Want to keep freeloaders and hackers from gaining access to your Wi-Fi network and your private data? You’ll have to set the right security protocols in your router. But, the letters and numbers you find in your router’s security options can be quite confusing.
Do not panic. This article will lay out everything you need to know about WEP, WPA, and WPA2.
What Are WEP, WPA, and WPA2?
There have been significant advancements in Wi-Fi security protocols since 1990. The evolution of technology has led to security protocols that are more secure and keep more individuals from accessing your private information.
Wired Equivalent Privacy (WEP)
Wired Equivalent Privacy (also known as WEP) is the most commonly used security protocol. But why is that? Well, for one, it’s the oldest, so it’s compatible with almost any router.
First ratified in 1999, even the earliest versions of WEP were not stable. It started off with 64-bit encryption, but today it can go up to 256-bit encryption (although most machines still use 128-bit encryption). That means your router uses a 256-bit key (like an algorithm) to encrypt data or files so no one else can read them.
Unfortunately, there are many flaws with the WEP protocol that can compromise your security. In 2005, the FBI was able to break a 128-bit WEP key in around three minutes. Then, in 2008, companies that use major credit card were banned from using WEP encryption back in 2008.
Wi-Fi Protected Access (WPA)
Wi-Fi Protected Access (also known as WPA) is the primary replacement for the WEP protocol. In 2003, the Wi-Fi Alliance introduced WPA as an interim solution to the limited protection offered by WEP. Its most common configuration is WPA-PSK. Using a 256-bit key, it is a stronger router security measure compared to WEP.
What else makes it more secure?
For starters, WPA added support for Temporal Key Integrity Protocol (TKIP) encryption. This means it is equipped to tell if someone else is hacking and altering the information that comes through the router.

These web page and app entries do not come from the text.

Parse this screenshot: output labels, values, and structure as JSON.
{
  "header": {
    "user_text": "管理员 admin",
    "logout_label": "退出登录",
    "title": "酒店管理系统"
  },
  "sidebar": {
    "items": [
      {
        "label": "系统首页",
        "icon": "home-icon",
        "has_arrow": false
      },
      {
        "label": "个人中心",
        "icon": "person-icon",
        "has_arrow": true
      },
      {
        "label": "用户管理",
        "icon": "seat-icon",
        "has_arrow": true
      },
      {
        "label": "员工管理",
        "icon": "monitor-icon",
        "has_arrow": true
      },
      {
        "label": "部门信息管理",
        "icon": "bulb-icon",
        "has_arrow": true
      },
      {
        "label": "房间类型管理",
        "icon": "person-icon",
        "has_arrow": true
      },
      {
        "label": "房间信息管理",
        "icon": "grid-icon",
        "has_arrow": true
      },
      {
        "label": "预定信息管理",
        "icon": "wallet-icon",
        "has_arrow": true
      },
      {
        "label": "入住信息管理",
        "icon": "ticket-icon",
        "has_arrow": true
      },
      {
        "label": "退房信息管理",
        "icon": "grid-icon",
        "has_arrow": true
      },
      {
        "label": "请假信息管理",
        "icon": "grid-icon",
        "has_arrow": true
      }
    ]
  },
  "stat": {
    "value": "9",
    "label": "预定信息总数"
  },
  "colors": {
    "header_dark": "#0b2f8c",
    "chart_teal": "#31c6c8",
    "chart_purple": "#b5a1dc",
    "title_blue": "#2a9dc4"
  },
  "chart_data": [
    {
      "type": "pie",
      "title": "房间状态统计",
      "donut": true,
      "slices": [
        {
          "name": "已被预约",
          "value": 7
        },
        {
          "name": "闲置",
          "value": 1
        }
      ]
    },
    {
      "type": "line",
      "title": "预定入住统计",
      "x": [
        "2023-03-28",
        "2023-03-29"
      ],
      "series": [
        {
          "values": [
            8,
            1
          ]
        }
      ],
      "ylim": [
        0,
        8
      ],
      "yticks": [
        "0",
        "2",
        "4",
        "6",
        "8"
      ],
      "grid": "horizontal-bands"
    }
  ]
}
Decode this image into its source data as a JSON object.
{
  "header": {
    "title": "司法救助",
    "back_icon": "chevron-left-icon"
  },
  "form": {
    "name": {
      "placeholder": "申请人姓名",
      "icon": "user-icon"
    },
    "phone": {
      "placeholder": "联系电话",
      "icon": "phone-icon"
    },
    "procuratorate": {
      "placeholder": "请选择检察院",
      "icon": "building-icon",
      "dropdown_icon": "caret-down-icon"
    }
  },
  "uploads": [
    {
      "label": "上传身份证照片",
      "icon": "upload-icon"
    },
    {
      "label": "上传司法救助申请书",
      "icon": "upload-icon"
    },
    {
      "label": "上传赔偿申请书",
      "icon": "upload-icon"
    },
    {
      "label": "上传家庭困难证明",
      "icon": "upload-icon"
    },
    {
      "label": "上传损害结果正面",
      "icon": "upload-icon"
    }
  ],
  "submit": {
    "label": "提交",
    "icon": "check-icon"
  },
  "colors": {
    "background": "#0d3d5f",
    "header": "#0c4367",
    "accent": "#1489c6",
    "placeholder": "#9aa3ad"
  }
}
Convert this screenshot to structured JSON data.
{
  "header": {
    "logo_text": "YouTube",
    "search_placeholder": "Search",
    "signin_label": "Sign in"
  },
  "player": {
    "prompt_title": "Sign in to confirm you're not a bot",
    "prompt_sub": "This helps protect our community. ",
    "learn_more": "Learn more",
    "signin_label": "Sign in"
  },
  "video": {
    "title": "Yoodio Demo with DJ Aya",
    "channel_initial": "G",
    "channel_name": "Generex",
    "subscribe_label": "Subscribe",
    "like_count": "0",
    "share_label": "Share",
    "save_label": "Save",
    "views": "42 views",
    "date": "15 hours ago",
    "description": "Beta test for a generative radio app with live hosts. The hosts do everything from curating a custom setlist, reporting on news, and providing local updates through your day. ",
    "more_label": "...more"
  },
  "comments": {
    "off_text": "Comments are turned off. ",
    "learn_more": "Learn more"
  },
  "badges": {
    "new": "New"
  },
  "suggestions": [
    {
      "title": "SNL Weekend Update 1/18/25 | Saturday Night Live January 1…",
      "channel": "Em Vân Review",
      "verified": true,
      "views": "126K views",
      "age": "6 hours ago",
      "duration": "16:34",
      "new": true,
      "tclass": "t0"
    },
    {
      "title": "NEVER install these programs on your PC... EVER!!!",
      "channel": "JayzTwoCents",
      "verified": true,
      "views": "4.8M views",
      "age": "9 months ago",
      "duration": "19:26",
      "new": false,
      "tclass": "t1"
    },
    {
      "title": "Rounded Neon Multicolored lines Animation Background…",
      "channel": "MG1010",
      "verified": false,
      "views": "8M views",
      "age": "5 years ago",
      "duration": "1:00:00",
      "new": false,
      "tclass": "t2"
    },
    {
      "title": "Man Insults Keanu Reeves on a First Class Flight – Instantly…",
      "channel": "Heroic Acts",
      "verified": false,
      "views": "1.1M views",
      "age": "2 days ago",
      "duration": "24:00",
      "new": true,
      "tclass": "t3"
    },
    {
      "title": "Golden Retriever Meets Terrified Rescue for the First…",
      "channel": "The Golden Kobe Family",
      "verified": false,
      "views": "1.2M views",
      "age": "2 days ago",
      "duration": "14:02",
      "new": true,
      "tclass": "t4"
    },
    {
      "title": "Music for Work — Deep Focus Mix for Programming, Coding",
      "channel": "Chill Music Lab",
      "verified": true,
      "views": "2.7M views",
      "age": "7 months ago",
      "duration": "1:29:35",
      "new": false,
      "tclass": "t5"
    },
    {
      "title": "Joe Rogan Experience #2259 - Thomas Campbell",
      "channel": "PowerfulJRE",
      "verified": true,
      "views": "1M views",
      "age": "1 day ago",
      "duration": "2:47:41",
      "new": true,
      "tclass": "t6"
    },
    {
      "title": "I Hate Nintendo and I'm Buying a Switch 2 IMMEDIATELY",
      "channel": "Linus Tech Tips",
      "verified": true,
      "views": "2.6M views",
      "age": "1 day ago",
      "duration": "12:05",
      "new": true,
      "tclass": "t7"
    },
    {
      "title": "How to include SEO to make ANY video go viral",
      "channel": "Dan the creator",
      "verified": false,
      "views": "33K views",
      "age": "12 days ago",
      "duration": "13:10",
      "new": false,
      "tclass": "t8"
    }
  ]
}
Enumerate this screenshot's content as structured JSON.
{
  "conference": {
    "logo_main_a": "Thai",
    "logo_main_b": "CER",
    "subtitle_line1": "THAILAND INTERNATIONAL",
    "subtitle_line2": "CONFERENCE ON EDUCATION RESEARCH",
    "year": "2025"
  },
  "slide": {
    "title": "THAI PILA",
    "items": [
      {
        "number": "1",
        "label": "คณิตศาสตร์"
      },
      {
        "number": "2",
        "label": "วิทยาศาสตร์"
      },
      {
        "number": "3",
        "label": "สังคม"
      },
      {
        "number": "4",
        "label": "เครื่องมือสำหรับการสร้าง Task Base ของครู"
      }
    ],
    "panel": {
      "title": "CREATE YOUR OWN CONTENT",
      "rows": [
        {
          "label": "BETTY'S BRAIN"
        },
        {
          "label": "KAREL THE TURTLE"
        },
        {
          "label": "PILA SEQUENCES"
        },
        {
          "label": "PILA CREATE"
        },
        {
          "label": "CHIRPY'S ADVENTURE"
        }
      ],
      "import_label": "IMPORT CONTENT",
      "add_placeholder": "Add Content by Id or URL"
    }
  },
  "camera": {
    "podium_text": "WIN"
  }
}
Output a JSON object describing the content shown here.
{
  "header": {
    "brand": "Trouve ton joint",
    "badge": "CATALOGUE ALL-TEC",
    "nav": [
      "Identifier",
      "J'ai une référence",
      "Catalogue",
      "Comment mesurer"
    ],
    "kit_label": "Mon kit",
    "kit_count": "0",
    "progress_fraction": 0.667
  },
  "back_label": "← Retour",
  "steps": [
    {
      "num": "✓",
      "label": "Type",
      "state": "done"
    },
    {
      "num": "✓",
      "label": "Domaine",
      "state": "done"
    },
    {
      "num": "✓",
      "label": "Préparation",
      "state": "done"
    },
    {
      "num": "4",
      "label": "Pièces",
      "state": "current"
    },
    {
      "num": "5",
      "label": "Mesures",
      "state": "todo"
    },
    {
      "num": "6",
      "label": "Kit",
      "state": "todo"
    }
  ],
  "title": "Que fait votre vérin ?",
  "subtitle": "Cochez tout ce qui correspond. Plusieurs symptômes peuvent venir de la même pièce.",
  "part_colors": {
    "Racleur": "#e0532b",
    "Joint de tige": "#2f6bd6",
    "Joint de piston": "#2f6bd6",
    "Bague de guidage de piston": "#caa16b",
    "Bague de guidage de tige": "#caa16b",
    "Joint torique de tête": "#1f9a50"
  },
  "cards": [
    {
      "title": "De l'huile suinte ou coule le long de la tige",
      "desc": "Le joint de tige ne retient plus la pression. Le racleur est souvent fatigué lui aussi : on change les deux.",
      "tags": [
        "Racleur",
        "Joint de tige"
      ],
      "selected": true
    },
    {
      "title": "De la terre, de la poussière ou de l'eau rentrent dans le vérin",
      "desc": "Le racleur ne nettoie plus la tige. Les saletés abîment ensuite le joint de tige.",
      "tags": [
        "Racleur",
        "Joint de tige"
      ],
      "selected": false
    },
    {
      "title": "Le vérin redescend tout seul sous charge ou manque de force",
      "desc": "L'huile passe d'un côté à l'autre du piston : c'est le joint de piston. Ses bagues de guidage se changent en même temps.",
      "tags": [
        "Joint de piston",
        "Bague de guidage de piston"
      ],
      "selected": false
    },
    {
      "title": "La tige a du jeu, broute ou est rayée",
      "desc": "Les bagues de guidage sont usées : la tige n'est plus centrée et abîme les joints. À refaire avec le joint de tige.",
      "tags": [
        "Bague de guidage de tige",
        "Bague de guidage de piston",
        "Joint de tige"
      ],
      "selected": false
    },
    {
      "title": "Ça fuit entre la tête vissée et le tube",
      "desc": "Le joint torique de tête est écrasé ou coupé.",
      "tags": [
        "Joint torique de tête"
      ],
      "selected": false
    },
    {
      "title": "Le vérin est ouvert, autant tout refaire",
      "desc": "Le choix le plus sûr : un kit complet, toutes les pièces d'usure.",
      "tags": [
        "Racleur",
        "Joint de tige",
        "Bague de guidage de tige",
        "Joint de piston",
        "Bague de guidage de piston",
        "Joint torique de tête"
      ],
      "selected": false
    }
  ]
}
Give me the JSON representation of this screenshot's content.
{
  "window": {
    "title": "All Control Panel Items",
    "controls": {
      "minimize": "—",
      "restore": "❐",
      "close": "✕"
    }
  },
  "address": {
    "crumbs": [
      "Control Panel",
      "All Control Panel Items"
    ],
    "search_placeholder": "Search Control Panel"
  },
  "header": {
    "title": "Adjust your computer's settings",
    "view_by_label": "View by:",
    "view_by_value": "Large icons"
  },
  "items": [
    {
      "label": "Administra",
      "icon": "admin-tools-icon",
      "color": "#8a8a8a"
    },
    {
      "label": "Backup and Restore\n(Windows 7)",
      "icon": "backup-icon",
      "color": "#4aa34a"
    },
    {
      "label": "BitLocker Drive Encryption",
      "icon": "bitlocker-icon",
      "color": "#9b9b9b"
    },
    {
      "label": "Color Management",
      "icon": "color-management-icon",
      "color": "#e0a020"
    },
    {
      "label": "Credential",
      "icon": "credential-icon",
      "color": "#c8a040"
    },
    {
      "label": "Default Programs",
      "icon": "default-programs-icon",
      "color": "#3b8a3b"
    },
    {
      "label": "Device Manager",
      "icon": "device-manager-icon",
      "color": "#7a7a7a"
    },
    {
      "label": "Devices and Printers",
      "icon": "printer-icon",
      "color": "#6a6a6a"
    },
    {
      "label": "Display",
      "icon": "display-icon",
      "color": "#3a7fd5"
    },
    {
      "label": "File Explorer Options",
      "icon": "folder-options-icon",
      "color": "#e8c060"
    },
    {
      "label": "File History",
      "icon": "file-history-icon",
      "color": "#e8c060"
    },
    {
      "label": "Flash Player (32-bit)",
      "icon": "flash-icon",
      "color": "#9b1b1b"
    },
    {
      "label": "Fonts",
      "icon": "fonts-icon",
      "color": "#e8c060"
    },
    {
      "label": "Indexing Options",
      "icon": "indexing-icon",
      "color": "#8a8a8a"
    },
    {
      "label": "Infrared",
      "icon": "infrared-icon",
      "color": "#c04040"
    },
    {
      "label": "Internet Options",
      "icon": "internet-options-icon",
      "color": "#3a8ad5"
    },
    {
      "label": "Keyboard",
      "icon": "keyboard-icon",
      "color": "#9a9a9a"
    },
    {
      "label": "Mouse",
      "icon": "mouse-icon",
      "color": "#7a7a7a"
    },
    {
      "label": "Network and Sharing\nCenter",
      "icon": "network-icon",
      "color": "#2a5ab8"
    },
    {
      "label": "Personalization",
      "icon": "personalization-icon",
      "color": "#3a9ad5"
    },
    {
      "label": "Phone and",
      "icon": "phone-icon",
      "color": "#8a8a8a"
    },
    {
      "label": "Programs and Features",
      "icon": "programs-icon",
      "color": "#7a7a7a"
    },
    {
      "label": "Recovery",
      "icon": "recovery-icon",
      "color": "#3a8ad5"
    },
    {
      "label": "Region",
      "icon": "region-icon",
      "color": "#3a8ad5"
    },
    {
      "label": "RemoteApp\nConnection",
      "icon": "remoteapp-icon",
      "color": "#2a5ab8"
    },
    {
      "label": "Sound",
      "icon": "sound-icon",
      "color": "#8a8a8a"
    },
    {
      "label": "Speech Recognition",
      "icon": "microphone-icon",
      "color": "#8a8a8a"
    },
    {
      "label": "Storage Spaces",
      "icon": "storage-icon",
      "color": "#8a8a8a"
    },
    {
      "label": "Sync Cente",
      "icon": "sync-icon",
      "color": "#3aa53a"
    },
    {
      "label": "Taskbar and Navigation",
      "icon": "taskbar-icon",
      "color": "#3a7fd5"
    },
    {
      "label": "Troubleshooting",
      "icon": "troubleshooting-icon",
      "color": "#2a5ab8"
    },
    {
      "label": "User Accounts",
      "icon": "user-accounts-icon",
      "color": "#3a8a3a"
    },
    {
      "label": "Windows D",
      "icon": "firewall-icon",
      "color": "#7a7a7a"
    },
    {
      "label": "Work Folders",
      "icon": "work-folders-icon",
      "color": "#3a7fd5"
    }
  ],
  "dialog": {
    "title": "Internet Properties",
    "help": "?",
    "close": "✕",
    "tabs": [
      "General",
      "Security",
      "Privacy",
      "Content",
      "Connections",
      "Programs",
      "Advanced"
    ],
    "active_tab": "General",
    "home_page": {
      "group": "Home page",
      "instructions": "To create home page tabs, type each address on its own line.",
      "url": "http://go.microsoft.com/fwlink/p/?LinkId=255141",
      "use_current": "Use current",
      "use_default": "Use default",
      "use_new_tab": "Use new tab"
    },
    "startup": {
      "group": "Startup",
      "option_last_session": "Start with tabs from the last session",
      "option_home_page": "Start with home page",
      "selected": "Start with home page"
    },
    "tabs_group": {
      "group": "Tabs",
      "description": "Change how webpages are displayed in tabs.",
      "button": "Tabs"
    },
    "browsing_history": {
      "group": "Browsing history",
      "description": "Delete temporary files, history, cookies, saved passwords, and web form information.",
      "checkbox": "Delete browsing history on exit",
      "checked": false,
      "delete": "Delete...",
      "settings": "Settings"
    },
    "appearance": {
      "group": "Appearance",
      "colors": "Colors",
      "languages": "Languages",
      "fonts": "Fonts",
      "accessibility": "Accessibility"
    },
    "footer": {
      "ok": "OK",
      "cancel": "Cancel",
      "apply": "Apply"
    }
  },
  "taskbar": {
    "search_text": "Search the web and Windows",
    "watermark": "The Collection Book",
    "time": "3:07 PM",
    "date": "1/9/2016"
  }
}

WPA also has Message Integrity Checks (MIC), which can tell if someone has captured or altered packets of data from the access point to the client.
While WPA was more secure than the previous protocol, there are still vulnerabilities. That is because producers needed to use the old router shells still. But the old routers did not have the proper capabilities to run WPA properly. That led to the recycling of some of the elements in the WEP system.
Wi-Fi Protected Access II (WPA2)
Wi-Fi Protected Access II (also known as WPA2) was released in 2006 to replace the WPA protocol. WPA2 also introduced the Counter Cipher Mode with Block Chaining Message Authentication Code Protocol (CCMP) to replace TKIP.
WPA2 still has vulnerabilities, but manufacturers are quick to provide security patch updates to counter those. As a user, you should also update your device with these security patches as soon as they are out.
AES or TKIP
Advanced Encryption Standard (AES) is a standard of encryption established by the US government in 2001 to protect classified information.
TKIP is the older version, while AES is the newer version. Ultimately, AES is more secure.
So, Which Router Security Option Should You Choose?
Here is a list of the security protocols ranked from the most secure to least secure:
- WPAWPA2-PSK (TKIP/AES) – Most secure option, but not available on most routers
- WPA2-PSK (AES) – Most secure option for most routers
- WPA2-PSK (TKIP) – Still usable, minimal security
- WPA-PSK (AES) – Still usable, minimal security
- WPA-PSK (TKIP) – Not very secure
- WEP 128 – Risky
- WEP 64 – Highly risky
- Open network or no passcode at all – No security
WPA2 and AES are the best settings to secure your Wi-Fi connection from hackers. If hackers are able to breach your network, they could steal important information, like bank details, or even your identity.
Using an open network means you won’t have a password, so anyone can have access to your Wi-Fi and all the devices on your network.
Make sure to buy a router with the highest level of security possible. Now that you know why WPA2 is the most secure, apply it to your router for improved protection of your online information.
How To Set Your Wi-Fi Security Protocols
- Type your router’s IP address in a web browser’s search bar.
- Enter your router’s username and password.
- Go to Wireless Security. This tab or page may be called something else in your router.
- Select a security protocol.
Want to know more ways to keep your router secured? Check out our previous article here.